_MATERIAL TO PROCESS_:

BEGIN

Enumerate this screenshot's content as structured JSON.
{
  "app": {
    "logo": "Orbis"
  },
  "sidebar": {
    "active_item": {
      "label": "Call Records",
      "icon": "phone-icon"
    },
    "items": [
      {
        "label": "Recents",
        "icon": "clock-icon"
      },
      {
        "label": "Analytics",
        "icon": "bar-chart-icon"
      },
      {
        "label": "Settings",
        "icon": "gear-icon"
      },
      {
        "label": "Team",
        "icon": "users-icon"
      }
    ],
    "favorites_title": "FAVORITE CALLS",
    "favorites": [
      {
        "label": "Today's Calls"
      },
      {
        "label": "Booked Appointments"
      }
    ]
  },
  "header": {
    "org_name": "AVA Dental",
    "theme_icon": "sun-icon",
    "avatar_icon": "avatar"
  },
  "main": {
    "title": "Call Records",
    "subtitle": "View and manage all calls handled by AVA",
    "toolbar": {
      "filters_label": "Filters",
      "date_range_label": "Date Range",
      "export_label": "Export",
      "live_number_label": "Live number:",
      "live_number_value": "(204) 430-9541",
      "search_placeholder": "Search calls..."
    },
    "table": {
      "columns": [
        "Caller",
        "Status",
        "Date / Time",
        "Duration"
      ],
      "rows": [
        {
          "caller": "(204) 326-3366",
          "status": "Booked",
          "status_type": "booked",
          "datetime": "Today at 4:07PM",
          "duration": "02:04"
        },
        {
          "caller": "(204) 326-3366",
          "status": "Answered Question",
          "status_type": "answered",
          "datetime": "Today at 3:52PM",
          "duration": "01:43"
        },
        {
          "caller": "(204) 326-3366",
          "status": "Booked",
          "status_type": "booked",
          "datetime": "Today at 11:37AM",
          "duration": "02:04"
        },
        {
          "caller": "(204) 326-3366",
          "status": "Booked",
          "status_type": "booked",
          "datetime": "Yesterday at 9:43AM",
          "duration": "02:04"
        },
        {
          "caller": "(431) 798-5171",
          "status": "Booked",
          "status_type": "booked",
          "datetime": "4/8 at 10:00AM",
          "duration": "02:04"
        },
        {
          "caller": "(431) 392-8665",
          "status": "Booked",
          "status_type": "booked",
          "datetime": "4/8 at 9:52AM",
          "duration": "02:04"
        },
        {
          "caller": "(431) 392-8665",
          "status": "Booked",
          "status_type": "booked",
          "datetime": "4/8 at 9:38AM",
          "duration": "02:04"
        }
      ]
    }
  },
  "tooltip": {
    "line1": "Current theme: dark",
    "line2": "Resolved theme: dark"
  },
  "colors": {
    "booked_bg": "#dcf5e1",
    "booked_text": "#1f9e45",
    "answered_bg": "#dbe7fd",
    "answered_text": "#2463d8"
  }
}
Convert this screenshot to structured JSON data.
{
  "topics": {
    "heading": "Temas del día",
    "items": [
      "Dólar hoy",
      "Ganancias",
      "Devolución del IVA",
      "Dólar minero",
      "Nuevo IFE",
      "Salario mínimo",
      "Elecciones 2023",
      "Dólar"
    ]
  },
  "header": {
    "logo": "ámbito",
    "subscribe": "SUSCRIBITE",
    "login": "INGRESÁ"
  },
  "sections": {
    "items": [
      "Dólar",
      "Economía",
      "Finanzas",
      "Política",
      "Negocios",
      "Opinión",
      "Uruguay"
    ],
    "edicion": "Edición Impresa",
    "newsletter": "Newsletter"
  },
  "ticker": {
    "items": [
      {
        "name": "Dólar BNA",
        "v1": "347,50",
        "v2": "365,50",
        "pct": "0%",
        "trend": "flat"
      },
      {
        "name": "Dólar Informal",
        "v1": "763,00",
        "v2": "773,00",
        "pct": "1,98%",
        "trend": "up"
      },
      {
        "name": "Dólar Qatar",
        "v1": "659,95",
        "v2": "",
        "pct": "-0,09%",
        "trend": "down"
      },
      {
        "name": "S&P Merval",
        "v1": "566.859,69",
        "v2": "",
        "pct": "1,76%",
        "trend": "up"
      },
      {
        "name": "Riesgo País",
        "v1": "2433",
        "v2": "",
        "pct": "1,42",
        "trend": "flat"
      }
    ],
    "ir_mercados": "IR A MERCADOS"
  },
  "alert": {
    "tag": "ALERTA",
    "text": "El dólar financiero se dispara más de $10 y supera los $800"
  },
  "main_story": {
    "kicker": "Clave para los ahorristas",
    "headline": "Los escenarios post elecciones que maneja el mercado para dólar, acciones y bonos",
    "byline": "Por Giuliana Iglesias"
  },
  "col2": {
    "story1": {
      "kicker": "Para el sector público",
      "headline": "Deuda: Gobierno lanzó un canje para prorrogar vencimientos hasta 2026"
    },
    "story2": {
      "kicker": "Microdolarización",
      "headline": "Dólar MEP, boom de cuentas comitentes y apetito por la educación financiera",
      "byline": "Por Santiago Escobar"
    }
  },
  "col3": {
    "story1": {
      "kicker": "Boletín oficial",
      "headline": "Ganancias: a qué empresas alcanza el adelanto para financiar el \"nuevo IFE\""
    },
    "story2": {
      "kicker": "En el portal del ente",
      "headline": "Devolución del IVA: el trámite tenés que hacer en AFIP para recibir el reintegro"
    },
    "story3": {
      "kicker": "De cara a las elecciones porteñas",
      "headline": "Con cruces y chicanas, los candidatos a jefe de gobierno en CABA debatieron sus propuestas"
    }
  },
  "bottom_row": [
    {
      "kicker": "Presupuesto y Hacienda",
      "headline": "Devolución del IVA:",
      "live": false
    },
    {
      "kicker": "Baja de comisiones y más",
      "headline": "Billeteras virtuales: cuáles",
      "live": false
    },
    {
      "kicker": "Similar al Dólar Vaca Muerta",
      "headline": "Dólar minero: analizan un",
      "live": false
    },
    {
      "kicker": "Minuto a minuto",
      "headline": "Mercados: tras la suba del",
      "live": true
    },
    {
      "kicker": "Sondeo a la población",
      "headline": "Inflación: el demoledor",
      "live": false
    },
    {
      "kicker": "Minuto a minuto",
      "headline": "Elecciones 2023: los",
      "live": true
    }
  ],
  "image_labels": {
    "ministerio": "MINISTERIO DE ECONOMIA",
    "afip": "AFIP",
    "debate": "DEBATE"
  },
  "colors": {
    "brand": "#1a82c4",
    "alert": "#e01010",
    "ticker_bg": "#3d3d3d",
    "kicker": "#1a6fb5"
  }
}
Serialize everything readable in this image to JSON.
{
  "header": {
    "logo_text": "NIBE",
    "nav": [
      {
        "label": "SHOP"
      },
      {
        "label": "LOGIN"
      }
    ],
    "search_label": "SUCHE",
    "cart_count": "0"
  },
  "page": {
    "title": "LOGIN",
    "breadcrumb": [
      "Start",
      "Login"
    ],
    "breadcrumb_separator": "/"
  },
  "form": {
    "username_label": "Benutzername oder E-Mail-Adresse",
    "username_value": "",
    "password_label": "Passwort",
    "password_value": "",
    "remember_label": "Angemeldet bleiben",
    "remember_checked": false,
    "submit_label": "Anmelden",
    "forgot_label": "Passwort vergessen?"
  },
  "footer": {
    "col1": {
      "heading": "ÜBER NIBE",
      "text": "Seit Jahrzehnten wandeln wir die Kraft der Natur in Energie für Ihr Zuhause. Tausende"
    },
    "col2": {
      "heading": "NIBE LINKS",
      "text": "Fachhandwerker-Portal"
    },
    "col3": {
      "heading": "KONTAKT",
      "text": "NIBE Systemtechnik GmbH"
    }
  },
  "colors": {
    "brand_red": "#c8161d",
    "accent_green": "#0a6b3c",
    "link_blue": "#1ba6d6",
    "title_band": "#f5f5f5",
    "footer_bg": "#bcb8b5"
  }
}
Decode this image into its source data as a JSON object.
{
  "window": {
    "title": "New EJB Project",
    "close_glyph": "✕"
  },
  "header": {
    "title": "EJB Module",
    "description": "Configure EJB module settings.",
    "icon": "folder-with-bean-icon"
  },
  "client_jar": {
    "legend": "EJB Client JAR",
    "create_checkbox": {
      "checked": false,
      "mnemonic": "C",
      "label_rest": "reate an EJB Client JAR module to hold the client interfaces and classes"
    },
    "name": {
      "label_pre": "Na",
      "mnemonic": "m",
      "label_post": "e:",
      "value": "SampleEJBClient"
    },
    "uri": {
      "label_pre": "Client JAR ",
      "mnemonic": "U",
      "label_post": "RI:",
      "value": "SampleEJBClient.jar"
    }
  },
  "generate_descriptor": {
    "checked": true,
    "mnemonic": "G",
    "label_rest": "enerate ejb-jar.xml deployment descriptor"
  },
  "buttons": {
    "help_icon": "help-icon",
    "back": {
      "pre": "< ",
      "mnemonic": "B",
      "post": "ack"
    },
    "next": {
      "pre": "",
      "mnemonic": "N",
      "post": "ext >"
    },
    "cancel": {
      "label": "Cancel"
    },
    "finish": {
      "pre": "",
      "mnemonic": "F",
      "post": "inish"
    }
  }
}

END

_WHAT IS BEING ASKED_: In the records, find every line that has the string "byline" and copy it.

_RESULT OF THIS TASK_:
    "byline": "Por Giuliana Iglesias"
      "byline": "Por Santiago Escobar"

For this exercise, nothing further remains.